▸ DIRECTIONS FOR THIS TASK
Scan the entries for lines with the word "desc" and copy those lines.

[Website and app data records]

--------

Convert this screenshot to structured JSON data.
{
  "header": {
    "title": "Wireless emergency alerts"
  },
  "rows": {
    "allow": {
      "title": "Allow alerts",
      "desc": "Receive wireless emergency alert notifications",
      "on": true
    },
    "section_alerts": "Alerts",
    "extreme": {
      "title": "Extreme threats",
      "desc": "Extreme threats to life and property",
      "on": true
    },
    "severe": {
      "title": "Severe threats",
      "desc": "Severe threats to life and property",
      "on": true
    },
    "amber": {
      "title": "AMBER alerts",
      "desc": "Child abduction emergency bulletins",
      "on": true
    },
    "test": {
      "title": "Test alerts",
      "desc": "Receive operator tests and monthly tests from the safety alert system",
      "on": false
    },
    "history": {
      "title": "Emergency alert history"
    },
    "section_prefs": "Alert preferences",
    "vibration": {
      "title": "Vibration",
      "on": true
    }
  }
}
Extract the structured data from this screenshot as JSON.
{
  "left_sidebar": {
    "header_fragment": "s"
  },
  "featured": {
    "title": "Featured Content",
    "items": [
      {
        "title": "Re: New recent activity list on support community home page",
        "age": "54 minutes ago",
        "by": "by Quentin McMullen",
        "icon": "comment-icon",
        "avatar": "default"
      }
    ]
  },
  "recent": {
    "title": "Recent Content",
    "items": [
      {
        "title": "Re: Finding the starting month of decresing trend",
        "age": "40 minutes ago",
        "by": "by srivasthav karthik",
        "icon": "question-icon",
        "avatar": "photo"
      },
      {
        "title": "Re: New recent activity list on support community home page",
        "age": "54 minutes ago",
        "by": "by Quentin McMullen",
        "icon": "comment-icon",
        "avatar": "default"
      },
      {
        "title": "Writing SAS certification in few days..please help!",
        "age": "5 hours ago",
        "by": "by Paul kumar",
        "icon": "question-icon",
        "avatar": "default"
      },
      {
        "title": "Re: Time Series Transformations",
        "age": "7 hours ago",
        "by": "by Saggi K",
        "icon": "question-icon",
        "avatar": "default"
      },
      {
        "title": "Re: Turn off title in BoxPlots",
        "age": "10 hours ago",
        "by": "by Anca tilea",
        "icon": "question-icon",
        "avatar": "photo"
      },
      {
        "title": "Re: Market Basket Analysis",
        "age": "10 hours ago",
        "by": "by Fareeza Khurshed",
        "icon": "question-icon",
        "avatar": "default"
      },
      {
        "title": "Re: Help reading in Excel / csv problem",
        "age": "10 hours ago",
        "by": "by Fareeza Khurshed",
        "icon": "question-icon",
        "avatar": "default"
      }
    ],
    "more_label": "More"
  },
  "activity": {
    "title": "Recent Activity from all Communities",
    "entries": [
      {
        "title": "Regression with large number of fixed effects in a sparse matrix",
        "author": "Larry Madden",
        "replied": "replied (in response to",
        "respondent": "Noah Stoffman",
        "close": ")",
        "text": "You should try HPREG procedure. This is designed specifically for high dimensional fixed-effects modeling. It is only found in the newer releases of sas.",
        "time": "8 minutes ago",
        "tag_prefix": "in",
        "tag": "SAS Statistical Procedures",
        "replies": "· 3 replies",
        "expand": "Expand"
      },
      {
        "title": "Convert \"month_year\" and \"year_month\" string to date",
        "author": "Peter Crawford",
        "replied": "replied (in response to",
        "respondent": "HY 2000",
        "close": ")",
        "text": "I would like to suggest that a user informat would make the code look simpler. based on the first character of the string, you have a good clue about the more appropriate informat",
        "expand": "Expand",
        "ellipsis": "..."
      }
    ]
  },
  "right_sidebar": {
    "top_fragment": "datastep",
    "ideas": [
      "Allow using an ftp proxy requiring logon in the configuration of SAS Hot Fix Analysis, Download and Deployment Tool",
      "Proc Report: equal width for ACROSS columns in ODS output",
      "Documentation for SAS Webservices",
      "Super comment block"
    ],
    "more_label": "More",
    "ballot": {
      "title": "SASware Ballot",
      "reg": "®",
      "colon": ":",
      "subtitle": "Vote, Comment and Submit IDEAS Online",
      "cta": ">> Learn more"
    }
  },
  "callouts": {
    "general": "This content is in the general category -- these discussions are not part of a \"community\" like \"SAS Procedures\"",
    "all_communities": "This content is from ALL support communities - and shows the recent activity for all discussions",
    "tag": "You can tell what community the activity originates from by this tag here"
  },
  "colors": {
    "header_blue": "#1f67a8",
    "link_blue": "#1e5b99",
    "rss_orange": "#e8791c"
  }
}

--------

▸ RESULT OF THE EXERCISE
      "desc": "Receive wireless emergency alert notifications",
      "desc": "Extreme threats to life and property",
      "desc": "Severe threats to life and property",
      "desc": "Child abduction emergency bulletins",
      "desc": "Receive operator tests and monthly tests from the safety alert system",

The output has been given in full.